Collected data
• • • • •
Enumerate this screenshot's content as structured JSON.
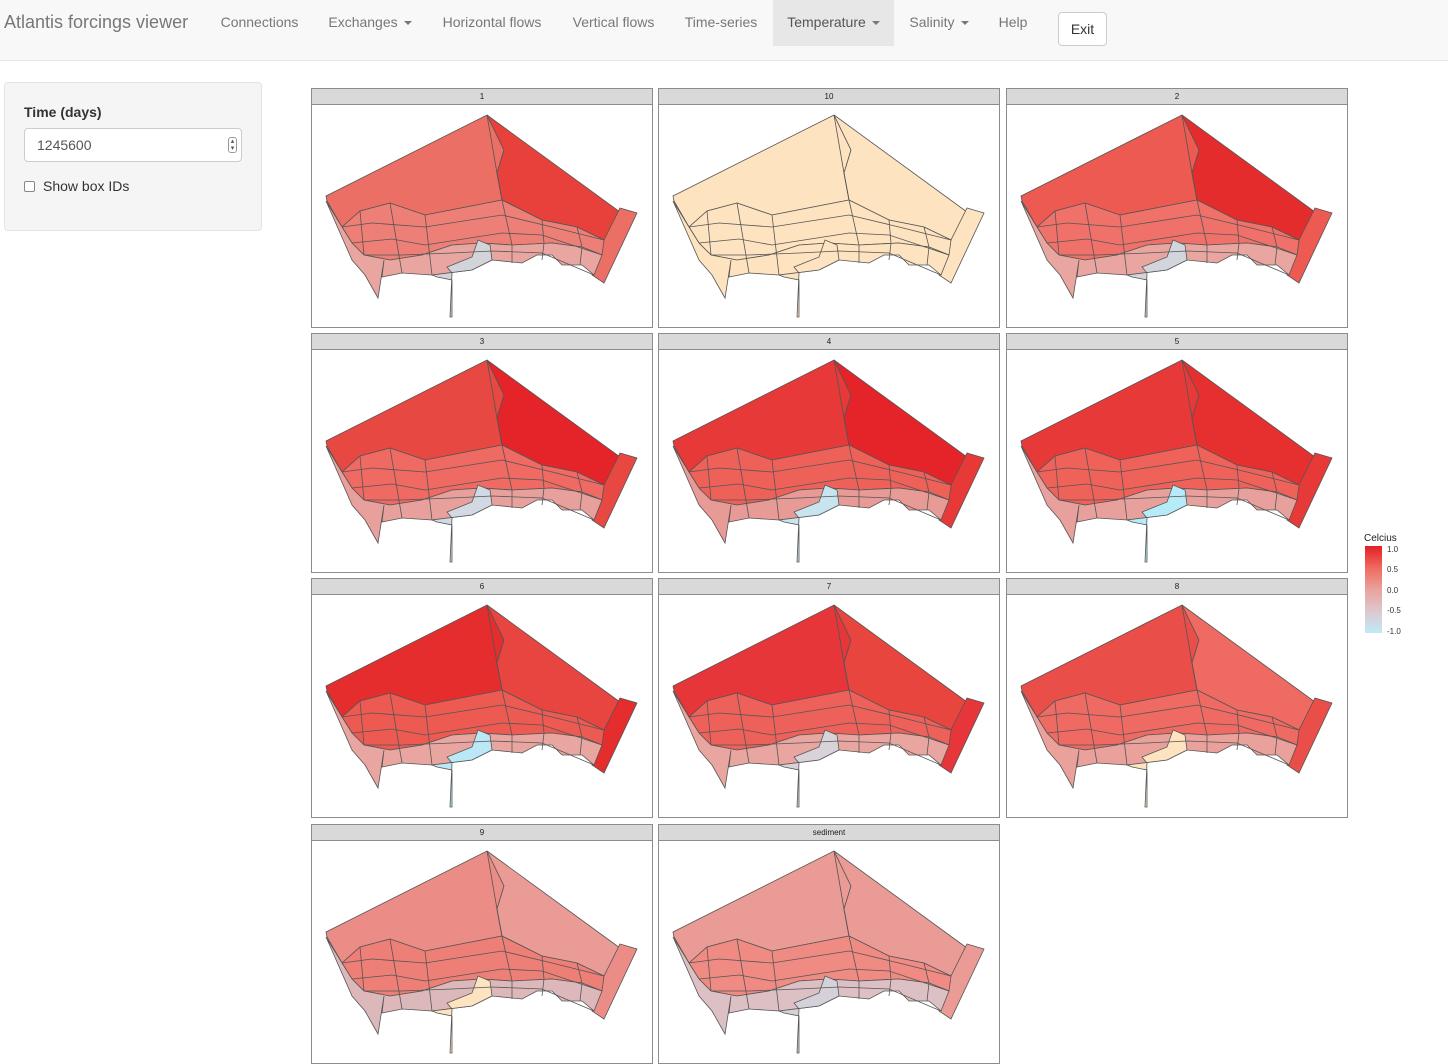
{
  "navbar": {
    "brand": "Atlantis forcings viewer",
    "items": [
      {
        "label": "Connections",
        "dropdown": false,
        "active": false
      },
      {
        "label": "Exchanges",
        "dropdown": true,
        "active": false
      },
      {
        "label": "Horizontal flows",
        "dropdown": false,
        "active": false
      },
      {
        "label": "Vertical flows",
        "dropdown": false,
        "active": false
      },
      {
        "label": "Time-series",
        "dropdown": false,
        "active": false
      },
      {
        "label": "Temperature",
        "dropdown": true,
        "active": true
      },
      {
        "label": "Salinity",
        "dropdown": true,
        "active": false
      },
      {
        "label": "Help",
        "dropdown": false,
        "active": false
      }
    ],
    "exit_label": "Exit"
  },
  "sidebar": {
    "time_label": "Time (days)",
    "time_value": "1245600",
    "show_box_ids_label": "Show box IDs",
    "show_box_ids_checked": false
  },
  "facets": [
    {
      "label": "1",
      "outer": "#ec6f66",
      "right": "#e8413b",
      "mid": "#ee7f77",
      "low": "#e9a6a1",
      "deep": "#d3d3da"
    },
    {
      "label": "10",
      "outer": "#fde3c0",
      "right": "#fde3c0",
      "mid": "#fde3c0",
      "low": "#fde3c0",
      "deep": "#fde3c0"
    },
    {
      "label": "2",
      "outer": "#ec5a52",
      "right": "#e52c2d",
      "mid": "#ef7169",
      "low": "#e9a6a1",
      "deep": "#d3d5dc"
    },
    {
      "label": "3",
      "outer": "#e84842",
      "right": "#e42429",
      "mid": "#ee6a63",
      "low": "#e8a09c",
      "deep": "#d2d9e2"
    },
    {
      "label": "4",
      "outer": "#e73a38",
      "right": "#e42429",
      "mid": "#ed6159",
      "low": "#e89a97",
      "deep": "#c7e4ef"
    },
    {
      "label": "5",
      "outer": "#e73a38",
      "right": "#e5302f",
      "mid": "#ee625a",
      "low": "#e8a09c",
      "deep": "#b6ecfa"
    },
    {
      "label": "6",
      "outer": "#e52d2e",
      "right": "#e84541",
      "mid": "#ec5a52",
      "low": "#e9a6a1",
      "deep": "#bbe8f6"
    },
    {
      "label": "7",
      "outer": "#e6363a",
      "right": "#e9453f",
      "mid": "#ed615a",
      "low": "#e9a6a1",
      "deep": "#d9d2d8"
    },
    {
      "label": "8",
      "outer": "#ea4e48",
      "right": "#ee6a63",
      "mid": "#ee6a63",
      "low": "#eaa19b",
      "deep": "#fde3c0"
    },
    {
      "label": "9",
      "outer": "#ec8c86",
      "right": "#eb9b95",
      "mid": "#ee7f77",
      "low": "#ddb8ba",
      "deep": "#fde3c0"
    },
    {
      "label": "sediment",
      "outer": "#eb9b95",
      "right": "#eb9b95",
      "mid": "#ef8b83",
      "low": "#ddc0c3",
      "deep": "#d4d2d8"
    }
  ],
  "legend": {
    "title": "Celcius",
    "ticks": [
      "1.0",
      "0.5",
      "0.0",
      "-0.5",
      "-1.0"
    ],
    "colors": [
      "#e41f26",
      "#ef6b5f",
      "#e9a29d",
      "#ddc8cf",
      "#bfeaf6"
    ]
  }
}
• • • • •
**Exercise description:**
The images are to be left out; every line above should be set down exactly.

**Response for this exercise:**
Enumerate this screenshot's content as structured JSON.
{
  "navbar": {
    "brand": "Atlantis forcings viewer",
    "items": [
      {
        "label": "Connections",
        "dropdown": false,
        "active": false
      },
      {
        "label": "Exchanges",
        "dropdown": true,
        "active": false
      },
      {
        "label": "Horizontal flows",
        "dropdown": false,
        "active": false
      },
      {
        "label": "Vertical flows",
        "dropdown": false,
        "active": false
      },
      {
        "label": "Time-series",
        "dropdown": false,
        "active": false
      },
      {
        "label": "Temperature",
        "dropdown": true,
        "active": true
      },
      {
        "label": "Salinity",
        "dropdown": true,
        "active": false
      },
      {
        "label": "Help",
        "dropdown": false,
        "active": false
      }
    ],
    "exit_label": "Exit"
  },
  "sidebar": {
    "time_label": "Time (days)",
    "time_value": "1245600",
    "show_box_ids_label": "Show box IDs",
    "show_box_ids_checked": false
  },
  "facets": [
    {
      "label": "1",
      "outer": "#ec6f66",
      "right": "#e8413b",
      "mid": "#ee7f77",
      "low": "#e9a6a1",
      "deep": "#d3d3da"
    },
    {
      "label": "10",
      "outer": "#fde3c0",
      "right": "#fde3c0",
      "mid": "#fde3c0",
      "low": "#fde3c0",
      "deep": "#fde3c0"
    },
    {
      "label": "2",
      "outer": "#ec5a52",
      "right": "#e52c2d",
      "mid": "#ef7169",
      "low": "#e9a6a1",
      "deep": "#d3d5dc"
    },
    {
      "label": "3",
      "outer": "#e84842",
      "right": "#e42429",
      "mid": "#ee6a63",
      "low": "#e8a09c",
      "deep": "#d2d9e2"
    },
    {
      "label": "4",
      "outer": "#e73a38",
      "right": "#e42429",
      "mid": "#ed6159",
      "low": "#e89a97",
      "deep": "#c7e4ef"
    },
    {
      "label": "5",
      "outer": "#e73a38",
      "right": "#e5302f",
      "mid": "#ee625a",
      "low": "#e8a09c",
      "deep": "#b6ecfa"
    },
    {
      "label": "6",
      "outer": "#e52d2e",
      "right": "#e84541",
      "mid": "#ec5a52",
      "low": "#e9a6a1",
      "deep": "#bbe8f6"
    },
    {
      "label": "7",
      "outer": "#e6363a",
      "right": "#e9453f",
      "mid": "#ed615a",
      "low": "#e9a6a1",
      "deep": "#d9d2d8"
    },
    {
      "label": "8",
      "outer": "#ea4e48",
      "right": "#ee6a63",
      "mid": "#ee6a63",
      "low": "#eaa19b",
      "deep": "#fde3c0"
    },
    {
      "label": "9",
      "outer": "#ec8c86",
      "right": "#eb9b95",
      "mid": "#ee7f77",
      "low": "#ddb8ba",
      "deep": "#fde3c0"
    },
    {
      "label": "sediment",
      "outer": "#eb9b95",
      "right": "#eb9b95",
      "mid": "#ef8b83",
      "low": "#ddc0c3",
      "deep": "#d4d2d8"
    }
  ],
  "legend": {
    "title": "Celcius",
    "ticks": [
      "1.0",
      "0.5",
      "0.0",
      "-0.5",
      "-1.0"
    ],
    "colors": [
      "#e41f26",
      "#ef6b5f",
      "#e9a29d",
      "#ddc8cf",
      "#bfeaf6"
    ]
  }
}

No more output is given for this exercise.